Recorded information:
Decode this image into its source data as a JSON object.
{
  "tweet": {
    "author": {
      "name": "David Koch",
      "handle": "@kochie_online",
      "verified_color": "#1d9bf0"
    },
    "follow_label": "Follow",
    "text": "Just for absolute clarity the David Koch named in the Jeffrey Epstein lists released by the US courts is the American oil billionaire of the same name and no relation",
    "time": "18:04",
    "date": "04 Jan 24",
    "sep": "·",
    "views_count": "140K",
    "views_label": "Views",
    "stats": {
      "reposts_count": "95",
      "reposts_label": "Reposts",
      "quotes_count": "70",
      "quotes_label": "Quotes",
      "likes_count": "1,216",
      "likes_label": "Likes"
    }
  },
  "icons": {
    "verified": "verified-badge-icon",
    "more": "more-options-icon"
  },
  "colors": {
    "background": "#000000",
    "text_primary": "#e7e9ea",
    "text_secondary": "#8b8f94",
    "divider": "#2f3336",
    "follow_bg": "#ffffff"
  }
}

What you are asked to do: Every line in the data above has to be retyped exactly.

Expected answer:
Decode this image into its source data as a JSON object.
{
  "tweet": {
    "author": {
      "name": "David Koch",
      "handle": "@kochie_online",
      "verified_color": "#1d9bf0"
    },
    "follow_label": "Follow",
    "text": "Just for absolute clarity the David Koch named in the Jeffrey Epstein lists released by the US courts is the American oil billionaire of the same name and no relation",
    "time": "18:04",
    "date": "04 Jan 24",
    "sep": "·",
    "views_count": "140K",
    "views_label": "Views",
    "stats": {
      "reposts_count": "95",
      "reposts_label": "Reposts",
      "quotes_count": "70",
      "quotes_label": "Quotes",
      "likes_count": "1,216",
      "likes_label": "Likes"
    }
  },
  "icons": {
    "verified": "verified-badge-icon",
    "more": "more-options-icon"
  },
  "colors": {
    "background": "#000000",
    "text_primary": "#e7e9ea",
    "text_secondary": "#8b8f94",
    "divider": "#2f3336",
    "follow_bg": "#ffffff"
  }
}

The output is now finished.